• In an attempt to cheer yourself up, you go to the nightclub with your buddies to check out the babe action – and realise that all of them could be your daughter’s friends. Eww!

• You have to think twice before going on your knees to retrieve a shoe that’s rolled under the bed – because you’re not sure if you can ever get up again.

If you identify with four or more of the items listed above, then you’re officially part of the middle-aged club.

But hey, don’t get too depressed. You know what they say about growing old. It’s seems like bad news – until you consider the alternative.


Sudip Ghosh said...

great piece. Loved reading it. And identified with more than four of the trends... Lovely!!!

KrRahul said...

Nice read.. I am reaching 30, so can't identify with myself but certainly I can understand. On these matters I love people from dadi-nani days. They used to eat full belly, but then used to work hard and all things would digest. They needn't go to gym, because they did a lot of things on work and used to walk also. We have to get a balanced life.

Gaurav said...

Nice column!...There is a typo when you talk about kids next door calling a person uncle or aunty..they are "younger" by a decade, not "older" by a decade...:-)...

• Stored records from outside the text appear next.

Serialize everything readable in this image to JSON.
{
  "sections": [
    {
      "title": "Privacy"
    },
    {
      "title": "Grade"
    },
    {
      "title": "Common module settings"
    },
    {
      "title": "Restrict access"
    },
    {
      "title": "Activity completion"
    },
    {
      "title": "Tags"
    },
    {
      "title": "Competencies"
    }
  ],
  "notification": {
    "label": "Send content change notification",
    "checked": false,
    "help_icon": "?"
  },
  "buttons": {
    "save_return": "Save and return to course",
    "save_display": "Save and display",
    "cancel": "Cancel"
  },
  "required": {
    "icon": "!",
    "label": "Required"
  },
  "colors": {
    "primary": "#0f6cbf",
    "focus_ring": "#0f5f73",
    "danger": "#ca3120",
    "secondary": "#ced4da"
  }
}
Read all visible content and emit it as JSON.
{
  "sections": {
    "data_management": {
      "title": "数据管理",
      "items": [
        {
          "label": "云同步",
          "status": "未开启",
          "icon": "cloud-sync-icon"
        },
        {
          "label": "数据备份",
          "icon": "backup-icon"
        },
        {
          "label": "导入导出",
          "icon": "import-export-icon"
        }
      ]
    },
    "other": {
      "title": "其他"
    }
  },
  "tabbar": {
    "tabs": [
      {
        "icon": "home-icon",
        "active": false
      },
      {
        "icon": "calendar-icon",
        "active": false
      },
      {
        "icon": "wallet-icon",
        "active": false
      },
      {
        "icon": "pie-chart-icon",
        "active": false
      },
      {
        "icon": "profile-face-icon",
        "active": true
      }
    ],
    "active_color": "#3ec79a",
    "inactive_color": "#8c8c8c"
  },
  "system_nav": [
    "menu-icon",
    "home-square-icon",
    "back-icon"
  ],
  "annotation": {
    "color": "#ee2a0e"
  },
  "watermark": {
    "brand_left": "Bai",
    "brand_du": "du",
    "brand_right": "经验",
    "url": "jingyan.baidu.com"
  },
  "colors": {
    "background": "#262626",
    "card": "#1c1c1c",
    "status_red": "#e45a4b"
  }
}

Sukumar said...

It is very nice Article. Thanks for posting. Keep it up.

prashhanthkpp said...

A gentle reminder to us, the over-burdened lot. Sigh! got to tick away at all the bullets, those pertinent to male perspectives, rather grumpily! Let me take a sigh and conclude with this


Of all the barbarous middle ages, that Which is most barbarous is the middle age Of man! it is—I really scarce know what; But when we hover between fool and sage, And don't know justly what we would be at—
A period something like a printed page, Black letter upon foolscap, while our hair Grows grizzled, and we are not what we were.

George Gordon Noel Byron

A beauty of a piece ! (sigh!)

Anonymous said...

As soon as you start thinking that your life is half over, it is. Don't join the middle-aged club. I don't even call myself that. I'm a woman who is 47, period. This is my life and it's in full swing and I'm making the best of it. End of story. You make yourself old by thinking it so. Live while you're alive.